What happens when we canâ€™tâ€¦doÂ what we normallyÂ do? When our naturalness doesnâ€™t come through? When we fall down? And maybe canâ€™t quite get up?
First, humility. The reminder of your humanity descends like a drumbeat in your chest.Â Then, a short (or long) spiral of despair. Why this? Why now? Why in front of him / her / them?Â And finally – bargaining. The attempt to persuade yourself that you are not that, it is not you, and that output doesnâ€™t necessarily make you any more or less than you were yesterday. This too shall pass, you say.

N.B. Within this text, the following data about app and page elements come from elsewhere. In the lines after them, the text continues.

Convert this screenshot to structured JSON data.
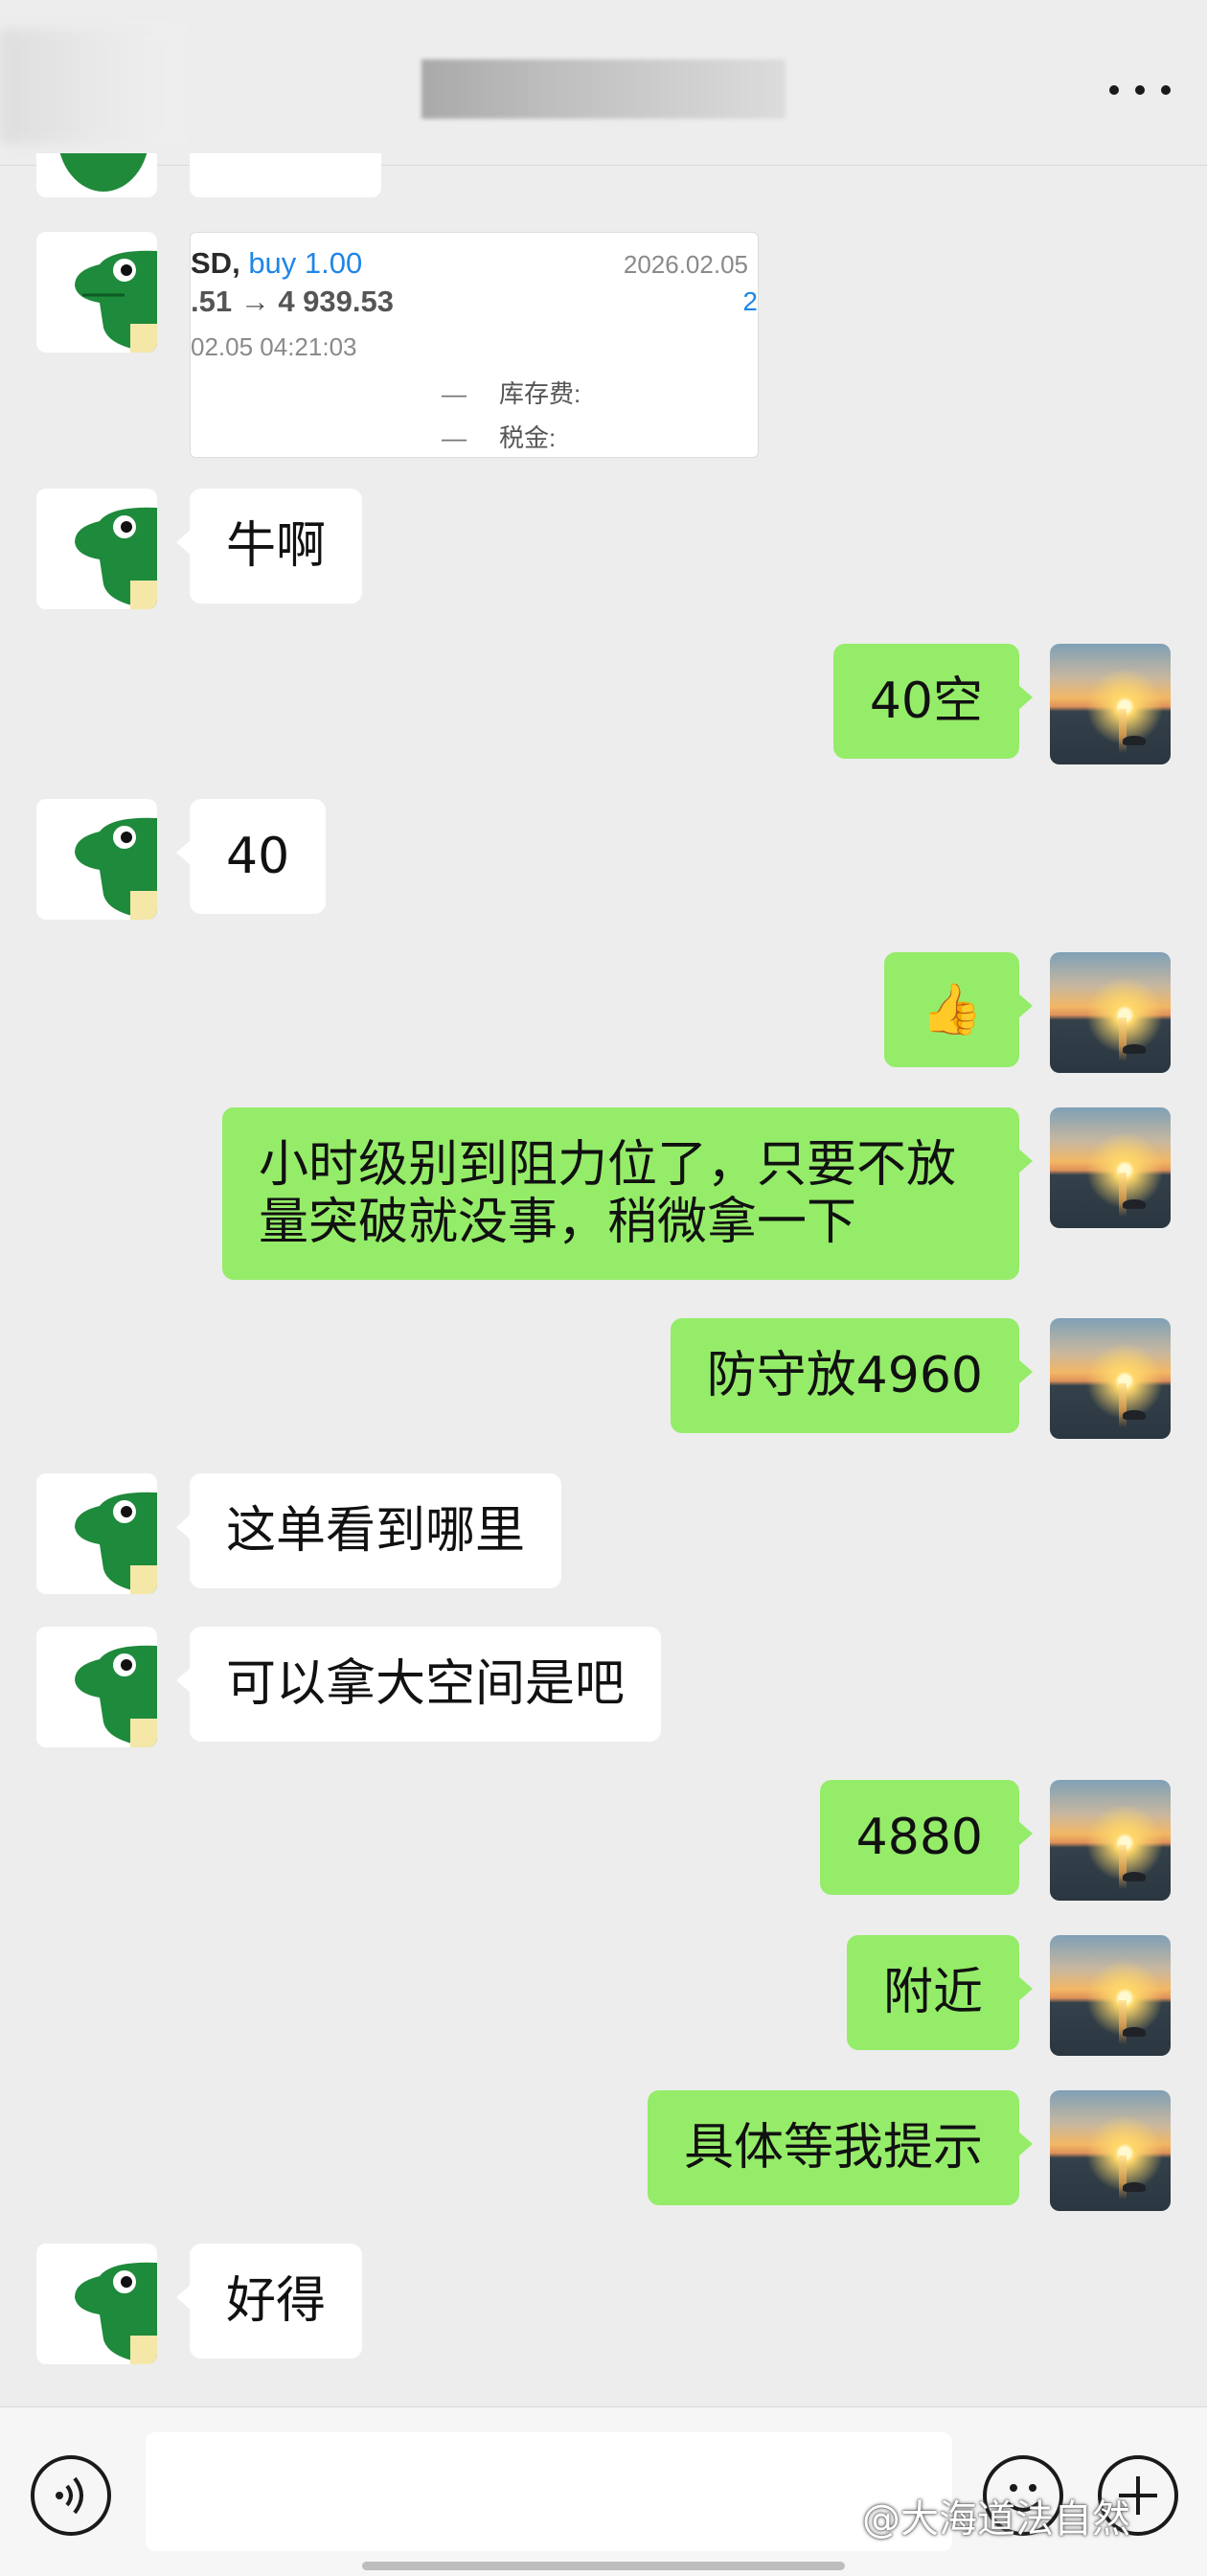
{
  "header": {
    "title": "",
    "more_icon": "more-dots-icon"
  },
  "trade_card": {
    "symbol": "SD,",
    "side": "buy 1.00",
    "date": "2026.02.05",
    "price_change": ".51 → 4 939.53",
    "right_digit": "2",
    "time": "02.05 04:21:03",
    "fee_dash": "—",
    "fee_label": "库存费:",
    "tax_label": "税金:"
  },
  "messages": [
    {
      "side": "left",
      "text": "牛啊"
    },
    {
      "side": "right",
      "text": "40空"
    },
    {
      "side": "left",
      "text": "40"
    },
    {
      "side": "right",
      "text": "👍"
    },
    {
      "side": "right",
      "text": "小时级别到阻力位了，只要不放量突破就没事，稍微拿一下"
    },
    {
      "side": "right",
      "text": "防守放4960"
    },
    {
      "side": "left",
      "text": "这单看到哪里"
    },
    {
      "side": "left",
      "text": "可以拿大空间是吧"
    },
    {
      "side": "right",
      "text": "4880"
    },
    {
      "side": "right",
      "text": "附近"
    },
    {
      "side": "right",
      "text": "具体等我提示"
    },
    {
      "side": "left",
      "text": "好得"
    }
  ],
  "input_bar": {
    "placeholder": "",
    "watermark": "@大海道法自然",
    "voice_icon": "voice-icon",
    "emoji_icon": "emoji-icon",
    "plus_icon": "plus-icon"
  },
  "colors": {
    "bubble_right": "#95ec69",
    "bubble_left": "#ffffff",
    "background": "#ededed",
    "link_blue": "#1e86e6"
  }
}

We try not to tie our performance to our value. But itâ€™s hard not to.
There are two ways to see this:
You can decide that having the opportunity to experience the granularity of your emotions is a gift. A ride you willingly take. Because the rewards are self-knowledge, and sometimes a chance to see someone elseâ€™s generous reflection in reaction your own fumble, is deeply beautiful. Itâ€™s something you might not see in the throws of success.
TheÂ otherÂ wayÂ isÂ toÂ avoidÂ bitingÂ theÂ hookÂ atÂ all.Â ThatÂ meansÂ theÂ highsÂ arenâ€™tÂ asÂ high,Â norÂ areÂ theÂ lowsÂ thatÂ lowÂ -Â becauseÂ youâ€™reÂ notÂ onÂ theÂ ride.Â Youâ€™veÂ meditated / medicated / mediated your way to an unmovable centerÂ thatÂ feels, moves, risksÂ – but never too much.
I vacillate on this. Better to pop the top off the convertible and feel the magic hours in their splendor? Knowing with the top down, youâ€™ll be exposed to all the weather of every season? Or, better to get behind the wheel of a Volvo, smooth, steady, no jagged edges, and feel the sun through a small, unsatisfying sun roof.
Letâ€™s go for the elements. Youâ€™ll get wet and cold sometimes, but thereâ€™s nothing like it when it works.